Today U.S. Secretary of Education Betsy DeVos announced full forgiveness of the hurricane relief loans provided to four Historically Black Colleges and Universities after Hurricanes Katrina and Rita struck the Gulf Coast in 2005.
“This additional disaster relief will lift a huge burden and enable the four HBCUs to continue their focus on serving their students and communities,” said DeVos. “This relief provides one more step toward full recovery.”
The Bipartisan Budget Act of 2018 made funds available to fully forgive the loans of Dillard University, Southern University at New Orleans, Tougaloo College and Xavier University of Louisiana under the HBCU Hurricane Supplemental Loan program.
Addressing the nation’s chief state school officers, U.S. Secretary of Education Betsy DeVos delivered some “tough love” regarding progress under the Every Student Succeeds Act (ESSA). ESSA is the bipartisan education legislation passed by Congress in 2015 that returned power over education back to states.
DeVos’ remarks came after her review and approval of a majority of states’ ESSA plans. The law requires a federal review to ensure compliance with the law but then gives latitude to the states to determine how best to ensure educational success. DeVos challenged the chiefs to embrace the flexibility afforded them by ESSA and innovate on behalf of their students. “Just because a plan complies with the law doesn’t mean it does what’s best for students,” said DeVos.
WASHINGTON — The U.S. Department of Education today released the Administration’s budget request for the 2019 fiscal year. The budget builds upon President Donald J. Trump’s commitment to expand education freedom for all families and return power to local leaders.
“The president’s budget request expands education freedom for America’s families while protecting our nation’s most vulnerable students,” said Secretary of Education Betsy DeVos. “The budget also reflects our commitment to spending taxpayer dollars wisely and efficiently by consolidating and eliminating duplicative and ineffective federal programs that are better handled at the state or local level. I look forward to working with Congress to pass a budget that puts students first and returns power in education to where it belongs: with states, districts and families.”
WASHINGTON – After careful review to ensure a fair and efficient process, the U.S. Department of Education (the Department) today unveiled an improved discharge process for borrower defense to repayment (BDR) claims.

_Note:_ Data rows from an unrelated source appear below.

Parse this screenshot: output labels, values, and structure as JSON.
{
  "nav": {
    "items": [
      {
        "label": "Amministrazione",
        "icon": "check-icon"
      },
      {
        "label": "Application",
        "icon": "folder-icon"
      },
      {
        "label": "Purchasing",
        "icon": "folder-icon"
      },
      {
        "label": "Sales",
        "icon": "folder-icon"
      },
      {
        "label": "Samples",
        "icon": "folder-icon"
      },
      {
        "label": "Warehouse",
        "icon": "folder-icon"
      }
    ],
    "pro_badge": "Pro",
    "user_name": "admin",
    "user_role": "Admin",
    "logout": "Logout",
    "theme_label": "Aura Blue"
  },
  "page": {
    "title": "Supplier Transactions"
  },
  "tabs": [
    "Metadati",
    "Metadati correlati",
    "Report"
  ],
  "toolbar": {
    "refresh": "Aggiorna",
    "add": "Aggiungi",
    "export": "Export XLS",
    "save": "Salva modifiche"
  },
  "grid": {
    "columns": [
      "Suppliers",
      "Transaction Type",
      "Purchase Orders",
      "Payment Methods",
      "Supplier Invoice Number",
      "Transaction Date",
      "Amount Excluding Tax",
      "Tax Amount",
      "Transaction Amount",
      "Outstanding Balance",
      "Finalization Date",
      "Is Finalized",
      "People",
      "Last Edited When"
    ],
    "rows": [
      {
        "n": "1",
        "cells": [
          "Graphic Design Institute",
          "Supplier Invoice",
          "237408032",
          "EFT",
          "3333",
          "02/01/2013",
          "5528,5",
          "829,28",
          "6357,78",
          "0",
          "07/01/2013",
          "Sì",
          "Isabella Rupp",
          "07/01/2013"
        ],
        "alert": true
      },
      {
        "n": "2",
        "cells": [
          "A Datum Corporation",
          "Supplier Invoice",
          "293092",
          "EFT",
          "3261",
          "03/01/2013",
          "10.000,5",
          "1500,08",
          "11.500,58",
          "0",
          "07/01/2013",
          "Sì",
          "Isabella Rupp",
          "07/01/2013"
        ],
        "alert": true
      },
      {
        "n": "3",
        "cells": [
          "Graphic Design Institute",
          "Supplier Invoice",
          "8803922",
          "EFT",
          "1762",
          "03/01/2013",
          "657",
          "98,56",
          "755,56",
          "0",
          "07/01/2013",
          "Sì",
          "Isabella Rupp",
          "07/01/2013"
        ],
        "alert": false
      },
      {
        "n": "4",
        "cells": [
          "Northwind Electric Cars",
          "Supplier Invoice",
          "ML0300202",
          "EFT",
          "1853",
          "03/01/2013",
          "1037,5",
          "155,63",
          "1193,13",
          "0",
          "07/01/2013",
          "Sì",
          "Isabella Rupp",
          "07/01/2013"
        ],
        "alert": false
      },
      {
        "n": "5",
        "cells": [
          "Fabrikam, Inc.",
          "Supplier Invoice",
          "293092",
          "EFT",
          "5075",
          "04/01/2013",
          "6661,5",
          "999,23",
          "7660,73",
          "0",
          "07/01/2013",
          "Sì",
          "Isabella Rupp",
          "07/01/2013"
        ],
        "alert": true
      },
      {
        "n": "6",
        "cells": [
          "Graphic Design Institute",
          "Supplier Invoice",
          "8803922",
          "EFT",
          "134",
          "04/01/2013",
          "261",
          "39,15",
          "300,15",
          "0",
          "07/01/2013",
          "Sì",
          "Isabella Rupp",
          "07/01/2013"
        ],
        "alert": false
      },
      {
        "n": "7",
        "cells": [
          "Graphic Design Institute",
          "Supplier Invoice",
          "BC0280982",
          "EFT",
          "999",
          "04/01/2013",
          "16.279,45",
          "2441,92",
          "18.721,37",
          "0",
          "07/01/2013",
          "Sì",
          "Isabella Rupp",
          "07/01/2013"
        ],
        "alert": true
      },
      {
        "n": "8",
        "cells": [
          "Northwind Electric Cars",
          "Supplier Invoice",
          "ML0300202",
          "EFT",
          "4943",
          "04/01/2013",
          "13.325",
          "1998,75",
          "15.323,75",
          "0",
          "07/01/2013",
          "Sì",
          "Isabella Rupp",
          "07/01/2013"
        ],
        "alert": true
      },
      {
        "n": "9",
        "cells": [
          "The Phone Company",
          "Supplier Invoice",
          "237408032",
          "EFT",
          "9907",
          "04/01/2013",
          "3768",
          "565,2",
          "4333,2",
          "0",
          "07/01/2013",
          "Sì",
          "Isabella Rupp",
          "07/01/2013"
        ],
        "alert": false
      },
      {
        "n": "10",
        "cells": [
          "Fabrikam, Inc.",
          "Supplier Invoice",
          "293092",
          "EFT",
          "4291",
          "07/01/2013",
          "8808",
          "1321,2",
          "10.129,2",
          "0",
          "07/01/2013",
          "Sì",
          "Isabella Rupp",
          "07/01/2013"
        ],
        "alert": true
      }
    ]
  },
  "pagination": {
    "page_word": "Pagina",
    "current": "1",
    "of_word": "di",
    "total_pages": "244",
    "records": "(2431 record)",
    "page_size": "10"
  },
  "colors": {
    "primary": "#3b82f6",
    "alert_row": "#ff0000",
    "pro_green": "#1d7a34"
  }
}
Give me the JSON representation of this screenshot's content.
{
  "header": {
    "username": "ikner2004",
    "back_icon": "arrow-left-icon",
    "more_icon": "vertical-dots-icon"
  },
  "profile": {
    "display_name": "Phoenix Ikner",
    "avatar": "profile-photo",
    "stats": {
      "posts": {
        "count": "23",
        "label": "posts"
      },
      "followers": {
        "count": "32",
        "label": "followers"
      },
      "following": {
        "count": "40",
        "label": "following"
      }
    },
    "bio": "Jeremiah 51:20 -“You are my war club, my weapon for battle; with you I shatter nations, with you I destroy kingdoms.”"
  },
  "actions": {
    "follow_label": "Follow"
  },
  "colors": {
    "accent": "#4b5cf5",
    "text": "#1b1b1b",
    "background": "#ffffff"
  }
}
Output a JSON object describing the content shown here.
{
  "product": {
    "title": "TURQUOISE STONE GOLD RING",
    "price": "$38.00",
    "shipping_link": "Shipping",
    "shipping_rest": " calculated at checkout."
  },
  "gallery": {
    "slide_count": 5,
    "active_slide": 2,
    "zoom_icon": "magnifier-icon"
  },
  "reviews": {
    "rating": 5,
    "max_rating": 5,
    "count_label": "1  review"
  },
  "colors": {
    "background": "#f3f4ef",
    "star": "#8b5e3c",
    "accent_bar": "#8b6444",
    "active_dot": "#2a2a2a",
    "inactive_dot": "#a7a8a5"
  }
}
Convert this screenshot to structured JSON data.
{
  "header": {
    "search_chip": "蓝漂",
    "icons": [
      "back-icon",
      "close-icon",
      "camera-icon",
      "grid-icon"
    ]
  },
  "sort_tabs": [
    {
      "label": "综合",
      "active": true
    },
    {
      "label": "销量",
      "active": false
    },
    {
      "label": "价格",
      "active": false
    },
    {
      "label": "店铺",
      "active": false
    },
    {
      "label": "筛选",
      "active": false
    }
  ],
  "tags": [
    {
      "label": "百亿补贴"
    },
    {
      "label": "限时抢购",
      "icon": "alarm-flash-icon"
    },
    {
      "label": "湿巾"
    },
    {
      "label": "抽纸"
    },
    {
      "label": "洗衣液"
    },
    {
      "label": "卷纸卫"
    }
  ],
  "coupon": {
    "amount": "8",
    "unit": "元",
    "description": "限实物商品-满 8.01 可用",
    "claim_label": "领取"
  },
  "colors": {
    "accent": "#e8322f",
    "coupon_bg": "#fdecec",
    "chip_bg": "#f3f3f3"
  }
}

“We have been working to get this right for students since day one,” said Secretary Betsy DeVos. “No fraud is acceptable, and students deserve relief if the school they attended acted dishonestly. This improved process will allow claims to be adjudicated quickly and harmed students to be treated fairly. It also protects taxpayers from being forced to shoulder massive costs that may be unjustified.”
For pending claims, no changes were made to the existing approval criteria. Claims that previously would have been approved will still be approved today. However, rather than taking an “all or nothing” approach to discharge, the improved process will provide tiers of relief to compensate former Corinthian students based on damages incurred.
As states cement education plans for their schools under the federal K-12 law, the Department of Education is working furiously to assess them amid mounting concerns about states’ commitment to following the law, their proposals to ensure historically disadvantaged students have access to quality education, and the department’s capacity – and in some cases, lack of desire – to police it all.
The Every Student Succeeds Act, or ESSA, gives states new flexibility to create accountability systems that suit their unique needs. Those plans must be vetted and cleared by the Department of Education before states begin implementing them in the near future.
The process has been somewhat tumultuous, triggering concern from across the education spectrum about how Education Secretary Betsy DeVos and department officials would review each submission.